Website and app data records:
┄┄┄┄┄┄

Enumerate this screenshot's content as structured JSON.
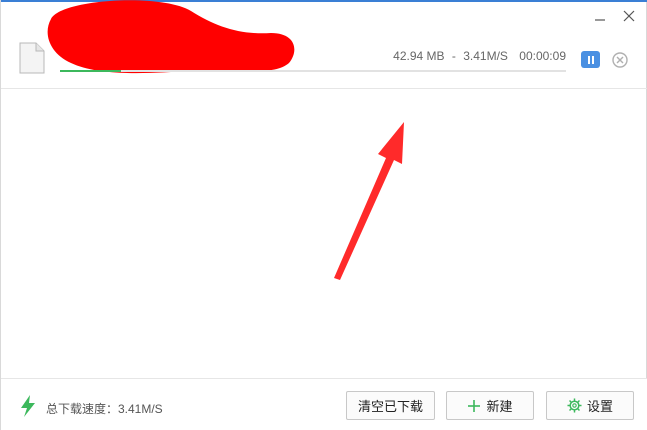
{
  "window": {
    "minimize_label": "minimize",
    "close_label": "close"
  },
  "task": {
    "file_name": "",
    "size": "42.94 MB",
    "separator": "-",
    "speed": "3.41M/S",
    "elapsed": "00:00:09",
    "progress_fraction": 0.12,
    "status": "downloading"
  },
  "footer": {
    "total_speed_label": "总下载速度：3.41M/S",
    "clear_button": "清空已下载",
    "new_button": "新建",
    "settings_button": "设置"
  },
  "colors": {
    "accent": "#4a90e2",
    "progress": "#3cb85c",
    "annotation": "#ff2a2a",
    "redaction": "#ff0000"
  },
  "icons": {
    "file": "file-icon",
    "pause": "pause-icon",
    "remove": "remove-icon",
    "speed": "lightning-icon",
    "new": "plus-icon",
    "settings": "gear-icon"
  }
}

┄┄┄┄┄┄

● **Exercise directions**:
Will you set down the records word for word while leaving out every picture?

● **Completed exercise**:
Enumerate this screenshot's content as structured JSON.
{
  "window": {
    "minimize_label": "minimize",
    "close_label": "close"
  },
  "task": {
    "file_name": "",
    "size": "42.94 MB",
    "separator": "-",
    "speed": "3.41M/S",
    "elapsed": "00:00:09",
    "progress_fraction": 0.12,
    "status": "downloading"
  },
  "footer": {
    "total_speed_label": "总下载速度：3.41M/S",
    "clear_button": "清空已下载",
    "new_button": "新建",
    "settings_button": "设置"
  },
  "colors": {
    "accent": "#4a90e2",
    "progress": "#3cb85c",
    "annotation": "#ff2a2a",
    "redaction": "#ff0000"
  },
  "icons": {
    "file": "file-icon",
    "pause": "pause-icon",
    "remove": "remove-icon",
    "speed": "lightning-icon",
    "new": "plus-icon",
    "settings": "gear-icon"
  }
}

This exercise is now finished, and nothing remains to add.